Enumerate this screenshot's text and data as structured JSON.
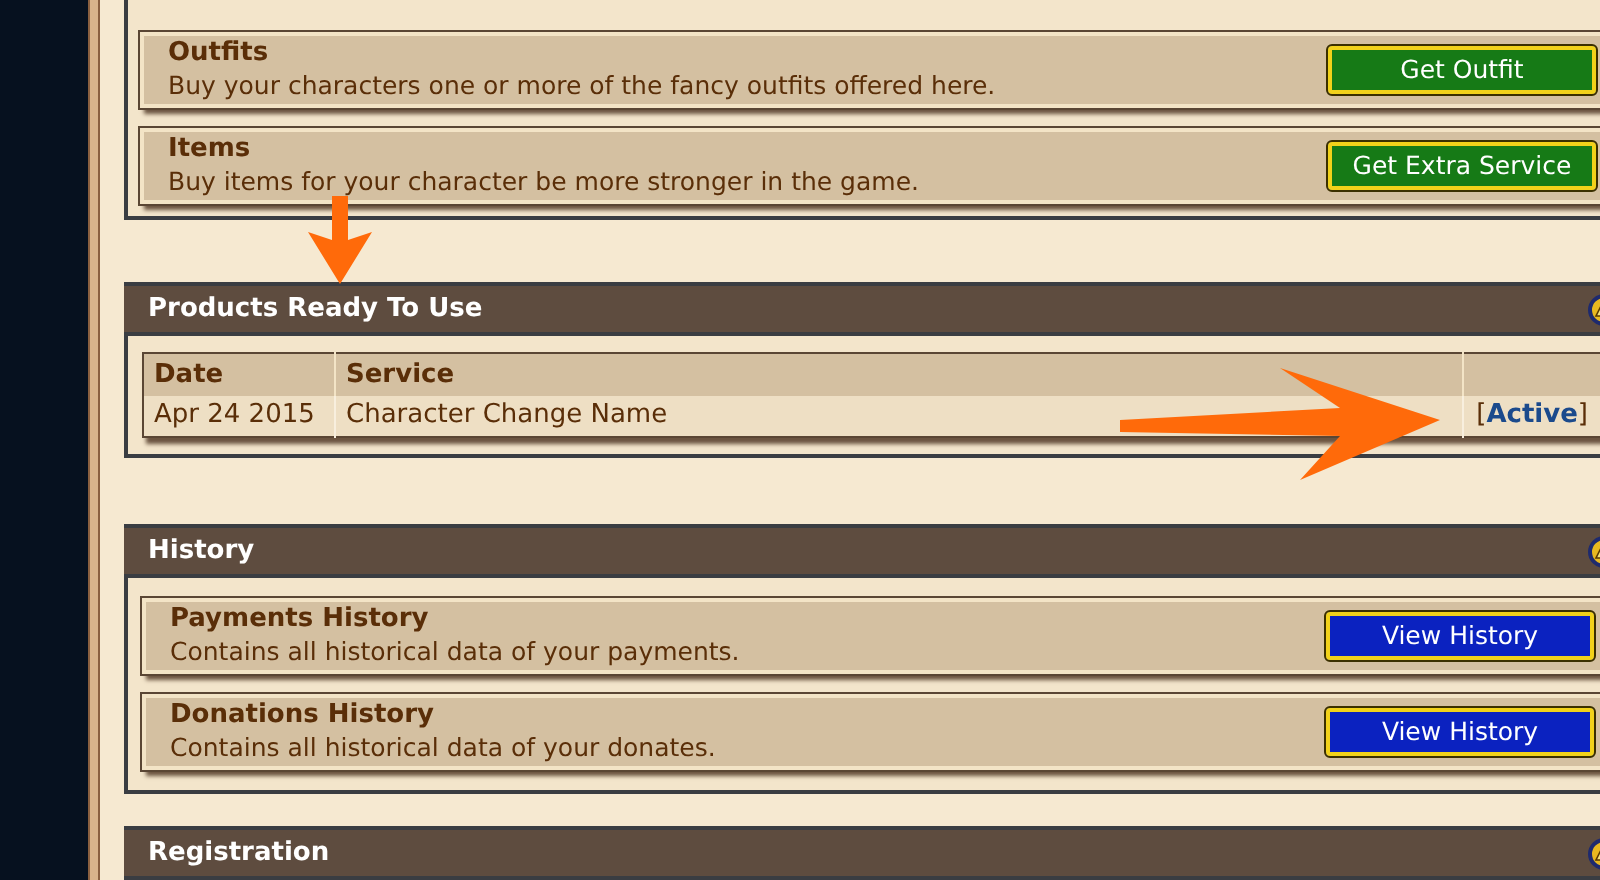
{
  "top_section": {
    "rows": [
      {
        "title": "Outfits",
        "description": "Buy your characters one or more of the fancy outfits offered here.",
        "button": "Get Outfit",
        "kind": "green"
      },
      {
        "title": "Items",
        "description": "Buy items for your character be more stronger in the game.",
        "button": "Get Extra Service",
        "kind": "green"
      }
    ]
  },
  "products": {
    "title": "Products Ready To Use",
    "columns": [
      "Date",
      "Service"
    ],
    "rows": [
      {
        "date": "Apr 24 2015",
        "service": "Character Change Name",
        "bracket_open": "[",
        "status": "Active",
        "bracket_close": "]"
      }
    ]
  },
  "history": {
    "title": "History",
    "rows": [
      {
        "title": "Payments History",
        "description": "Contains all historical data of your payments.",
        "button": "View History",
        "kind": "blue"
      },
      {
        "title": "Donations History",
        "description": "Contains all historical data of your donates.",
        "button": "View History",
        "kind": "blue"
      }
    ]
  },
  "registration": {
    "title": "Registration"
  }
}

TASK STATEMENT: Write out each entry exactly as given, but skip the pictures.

RESPONSE TO THE EXERCISE:
Enumerate this screenshot's text and data as structured JSON.
{
  "top_section": {
    "rows": [
      {
        "title": "Outfits",
        "description": "Buy your characters one or more of the fancy outfits offered here.",
        "button": "Get Outfit",
        "kind": "green"
      },
      {
        "title": "Items",
        "description": "Buy items for your character be more stronger in the game.",
        "button": "Get Extra Service",
        "kind": "green"
      }
    ]
  },
  "products": {
    "title": "Products Ready To Use",
    "columns": [
      "Date",
      "Service"
    ],
    "rows": [
      {
        "date": "Apr 24 2015",
        "service": "Character Change Name",
        "bracket_open": "[",
        "status": "Active",
        "bracket_close": "]"
      }
    ]
  },
  "history": {
    "title": "History",
    "rows": [
      {
        "title": "Payments History",
        "description": "Contains all historical data of your payments.",
        "button": "View History",
        "kind": "blue"
      },
      {
        "title": "Donations History",
        "description": "Contains all historical data of your donates.",
        "button": "View History",
        "kind": "blue"
      }
    ]
  },
  "registration": {
    "title": "Registration"
  }
}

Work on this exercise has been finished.